* **Instructions to follow**: Output a faithful copy of the entries, every picture removed.

* **Task input**:
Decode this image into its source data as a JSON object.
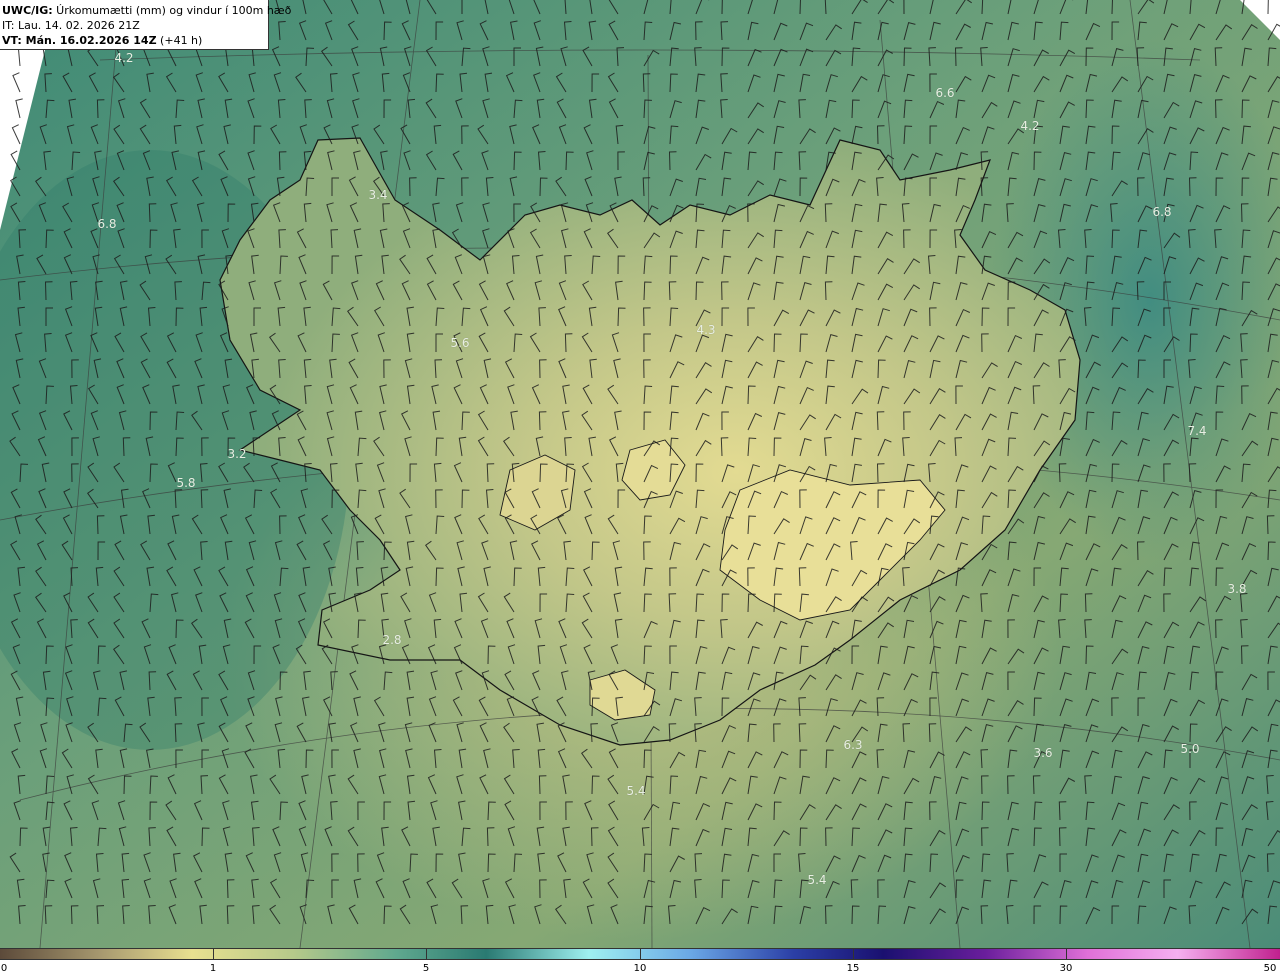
{
  "header": {
    "model_prefix": "UWC/IG:",
    "parameter": " Úrkomumætti (mm) og vindur í 100m hæð",
    "initial_time": "IT: Lau. 14. 02. 2026 21Z",
    "valid_prefix": "VT: Mán. 16.02.2026 14Z",
    "valid_suffix": " (+41 h)"
  },
  "value_labels": [
    "4.2",
    "6.6",
    "4.2",
    "3.4",
    "6.8",
    "6.8",
    "5.6",
    "4.3",
    "7.4",
    "3.2",
    "5.8",
    "3.8",
    "2.8",
    "6.3",
    "3.6",
    "5.0",
    "5.4",
    "5.4"
  ],
  "colorbar": {
    "ticks": [
      "0",
      "1",
      "5",
      "10",
      "15",
      "30",
      "50"
    ],
    "colors": [
      "#5c4a3a",
      "#a89a70",
      "#e8e090",
      "#b5c98a",
      "#5fa88e",
      "#2a7a72",
      "#9ff0f0",
      "#6aa7e6",
      "#2b3fa6",
      "#1a1070",
      "#6a1e9c",
      "#e070d8",
      "#f5b0f0",
      "#c0208e"
    ]
  },
  "map_colors": {
    "sea_dark": "#2f7a6a",
    "sea_mid": "#5b9a78",
    "land_light": "#d8d48c",
    "land_mid": "#a9b97e",
    "coast": "#1a1a1a",
    "label": "#e8efe3"
  }
}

* **Solution**:
Decode this image into its source data as a JSON object.
{
  "header": {
    "model_prefix": "UWC/IG:",
    "parameter": " Úrkomumætti (mm) og vindur í 100m hæð",
    "initial_time": "IT: Lau. 14. 02. 2026 21Z",
    "valid_prefix": "VT: Mán. 16.02.2026 14Z",
    "valid_suffix": " (+41 h)"
  },
  "value_labels": [
    "4.2",
    "6.6",
    "4.2",
    "3.4",
    "6.8",
    "6.8",
    "5.6",
    "4.3",
    "7.4",
    "3.2",
    "5.8",
    "3.8",
    "2.8",
    "6.3",
    "3.6",
    "5.0",
    "5.4",
    "5.4"
  ],
  "colorbar": {
    "ticks": [
      "0",
      "1",
      "5",
      "10",
      "15",
      "30",
      "50"
    ],
    "colors": [
      "#5c4a3a",
      "#a89a70",
      "#e8e090",
      "#b5c98a",
      "#5fa88e",
      "#2a7a72",
      "#9ff0f0",
      "#6aa7e6",
      "#2b3fa6",
      "#1a1070",
      "#6a1e9c",
      "#e070d8",
      "#f5b0f0",
      "#c0208e"
    ]
  },
  "map_colors": {
    "sea_dark": "#2f7a6a",
    "sea_mid": "#5b9a78",
    "land_light": "#d8d48c",
    "land_mid": "#a9b97e",
    "coast": "#1a1a1a",
    "label": "#e8efe3"
  }
}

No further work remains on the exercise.